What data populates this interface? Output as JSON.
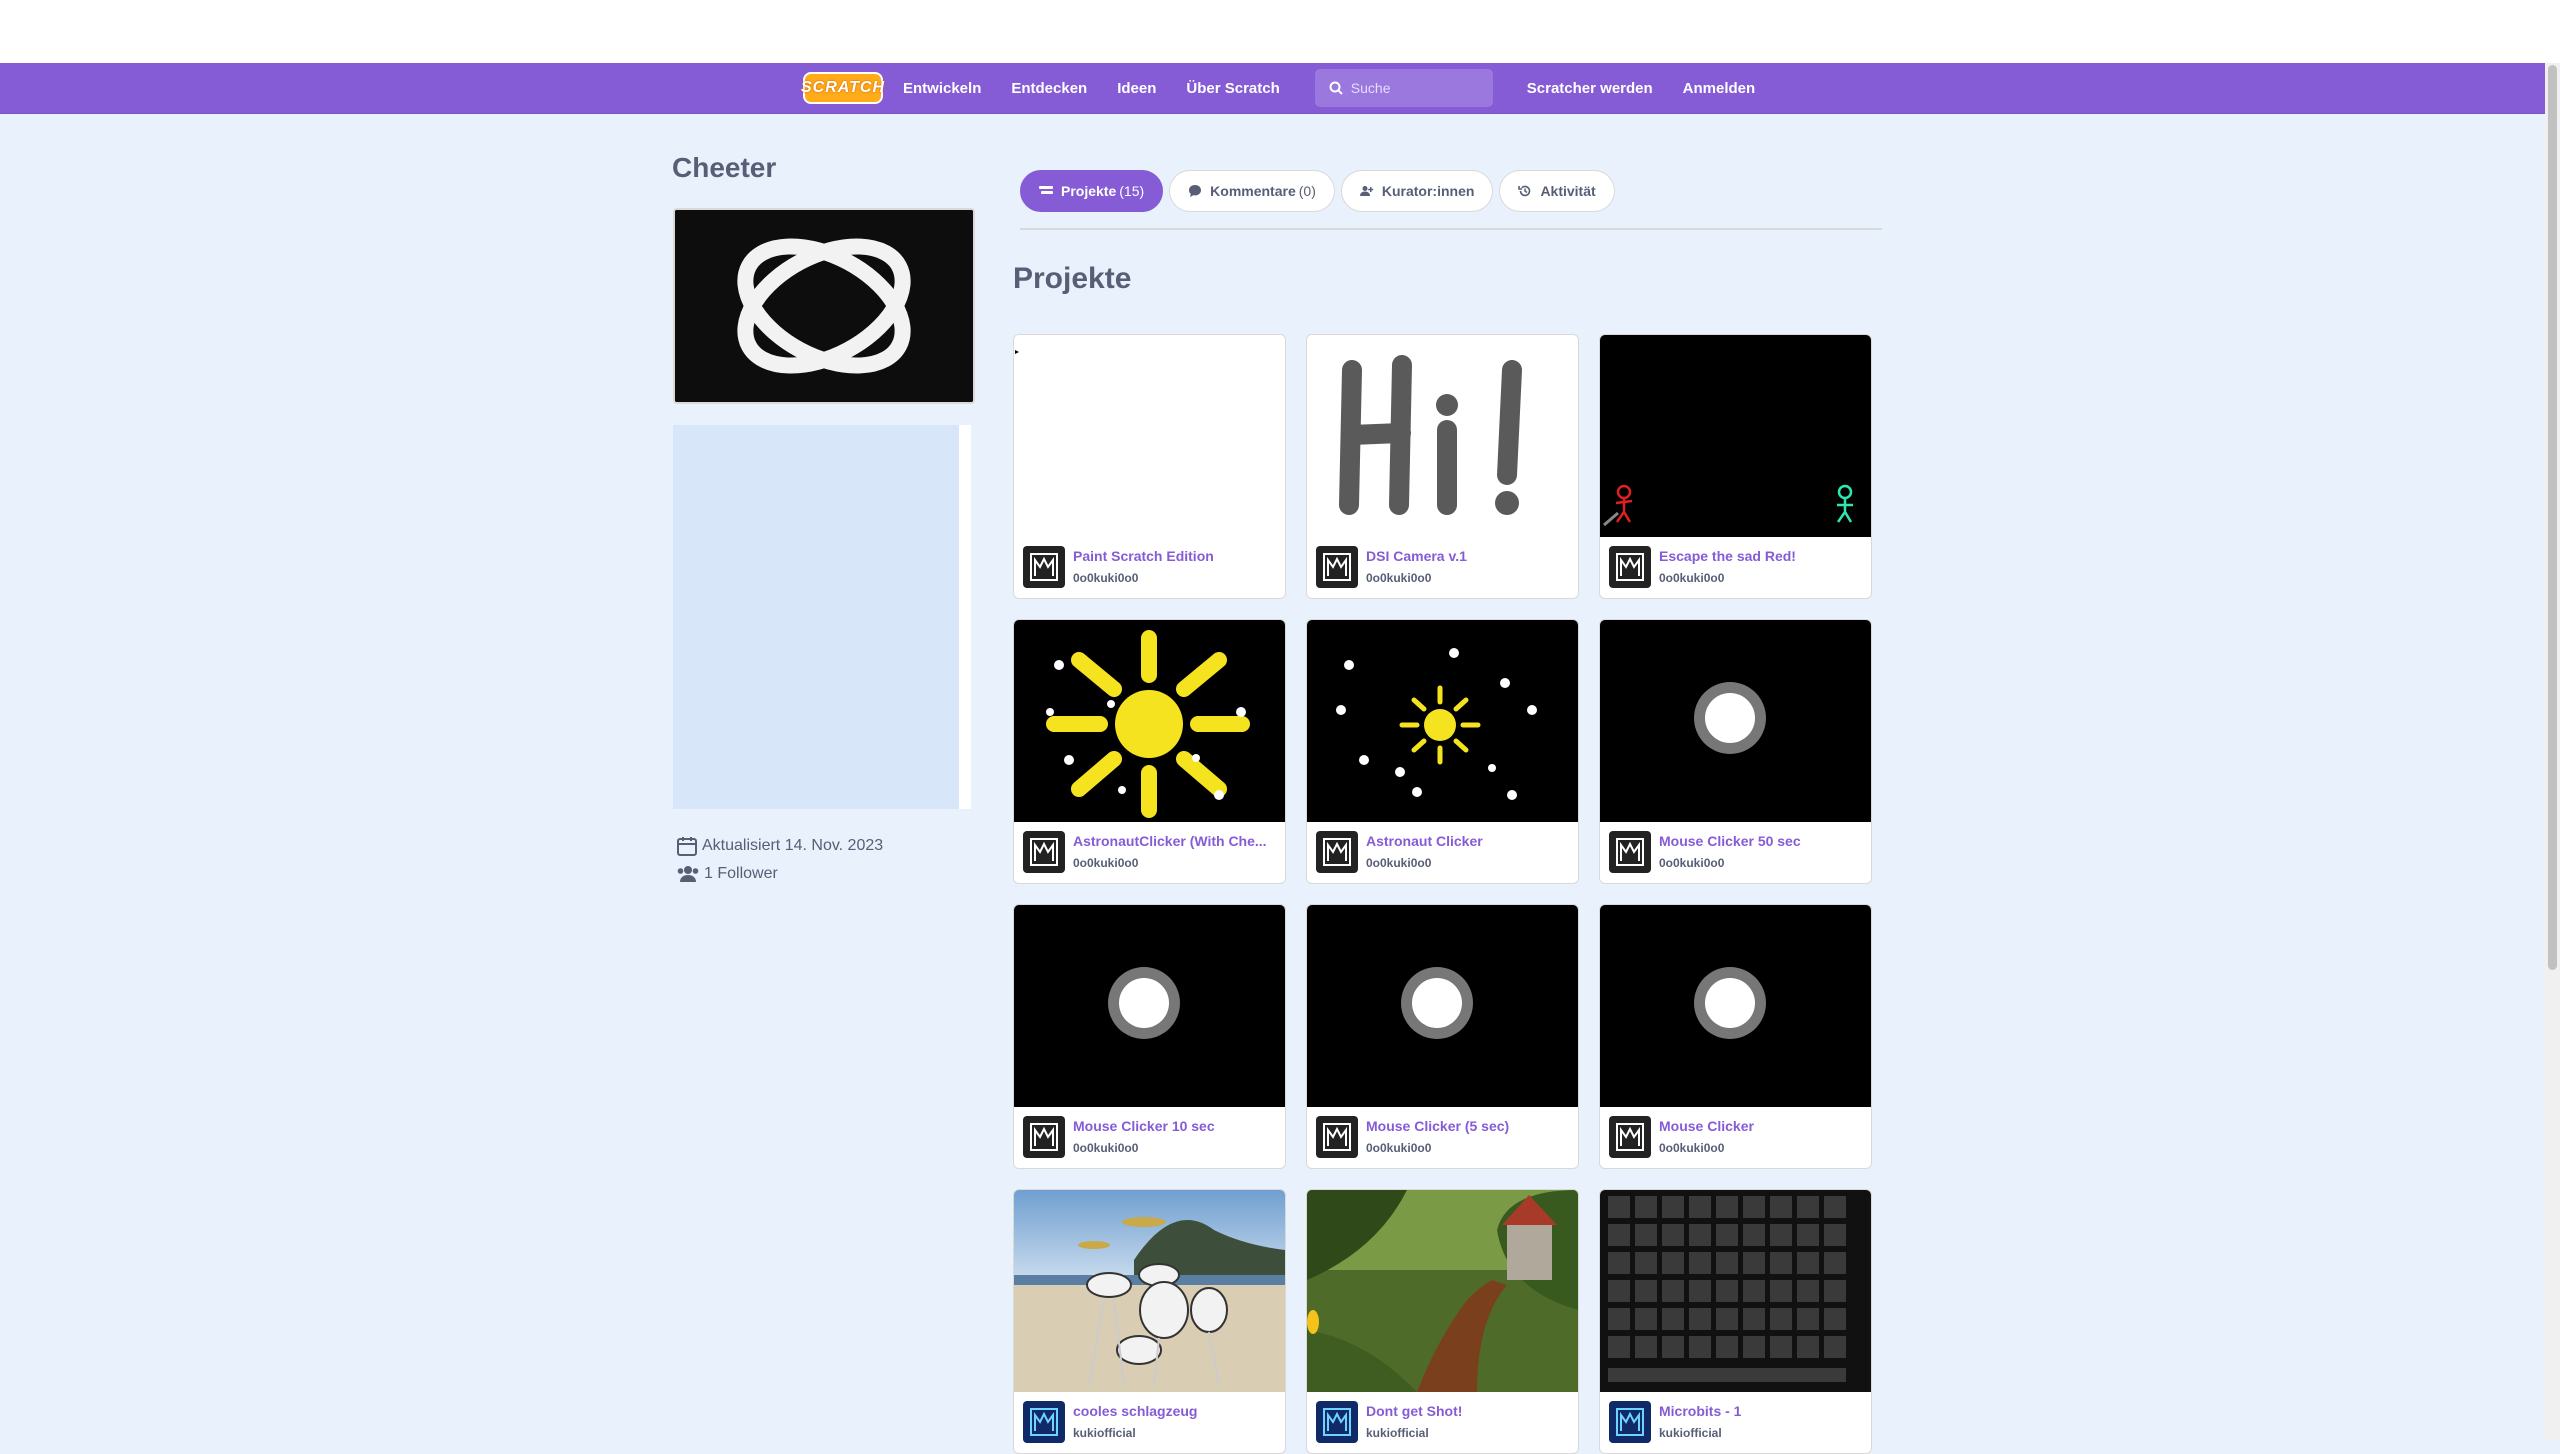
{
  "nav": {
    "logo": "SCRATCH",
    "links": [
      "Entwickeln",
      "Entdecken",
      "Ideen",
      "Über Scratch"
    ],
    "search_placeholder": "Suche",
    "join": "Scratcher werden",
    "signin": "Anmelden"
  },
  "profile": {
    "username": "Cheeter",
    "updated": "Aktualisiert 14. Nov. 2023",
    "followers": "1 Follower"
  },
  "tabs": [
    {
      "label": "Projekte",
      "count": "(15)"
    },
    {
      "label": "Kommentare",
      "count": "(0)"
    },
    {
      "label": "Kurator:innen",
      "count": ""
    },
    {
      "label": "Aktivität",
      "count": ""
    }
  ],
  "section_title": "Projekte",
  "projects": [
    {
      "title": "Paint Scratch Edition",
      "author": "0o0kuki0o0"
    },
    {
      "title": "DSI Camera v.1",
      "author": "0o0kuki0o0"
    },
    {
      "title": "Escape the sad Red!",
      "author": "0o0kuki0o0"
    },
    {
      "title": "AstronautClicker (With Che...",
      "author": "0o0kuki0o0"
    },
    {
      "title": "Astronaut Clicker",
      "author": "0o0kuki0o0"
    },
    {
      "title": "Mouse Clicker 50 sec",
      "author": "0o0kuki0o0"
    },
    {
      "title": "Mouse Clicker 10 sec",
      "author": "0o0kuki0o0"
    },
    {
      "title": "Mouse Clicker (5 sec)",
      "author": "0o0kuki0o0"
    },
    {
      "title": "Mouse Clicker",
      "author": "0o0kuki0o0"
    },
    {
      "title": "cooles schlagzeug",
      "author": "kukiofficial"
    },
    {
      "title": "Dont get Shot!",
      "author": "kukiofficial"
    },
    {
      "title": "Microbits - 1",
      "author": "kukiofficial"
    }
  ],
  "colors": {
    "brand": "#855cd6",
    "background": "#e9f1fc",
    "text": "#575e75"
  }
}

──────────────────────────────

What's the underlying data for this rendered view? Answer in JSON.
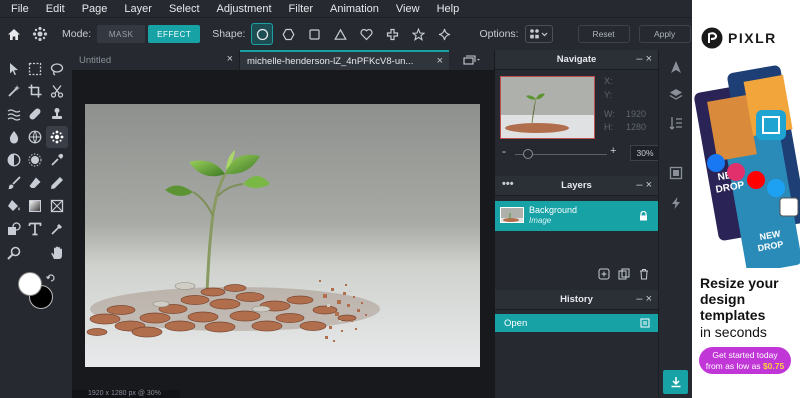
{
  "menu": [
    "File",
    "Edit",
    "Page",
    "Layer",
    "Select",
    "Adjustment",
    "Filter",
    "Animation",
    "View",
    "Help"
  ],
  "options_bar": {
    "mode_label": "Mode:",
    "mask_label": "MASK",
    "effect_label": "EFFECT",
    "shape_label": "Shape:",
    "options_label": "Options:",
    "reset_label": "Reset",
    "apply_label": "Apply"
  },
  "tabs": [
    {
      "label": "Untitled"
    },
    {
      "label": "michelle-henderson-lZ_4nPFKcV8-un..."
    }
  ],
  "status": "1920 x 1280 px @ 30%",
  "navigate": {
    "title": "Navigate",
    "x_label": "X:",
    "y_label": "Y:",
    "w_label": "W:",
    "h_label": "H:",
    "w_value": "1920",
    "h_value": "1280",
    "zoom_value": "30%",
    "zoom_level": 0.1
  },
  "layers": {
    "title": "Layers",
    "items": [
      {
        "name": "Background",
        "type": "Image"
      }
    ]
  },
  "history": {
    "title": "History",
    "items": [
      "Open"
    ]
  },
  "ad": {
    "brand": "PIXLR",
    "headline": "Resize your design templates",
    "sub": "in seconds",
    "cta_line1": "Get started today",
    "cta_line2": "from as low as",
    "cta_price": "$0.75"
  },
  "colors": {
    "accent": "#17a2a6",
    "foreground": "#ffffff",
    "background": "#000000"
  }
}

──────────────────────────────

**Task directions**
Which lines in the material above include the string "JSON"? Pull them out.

**Result for this exercise**
What data populates this interface? Output as JSON.
What's the underlying data for this rendered view? Answer in JSON.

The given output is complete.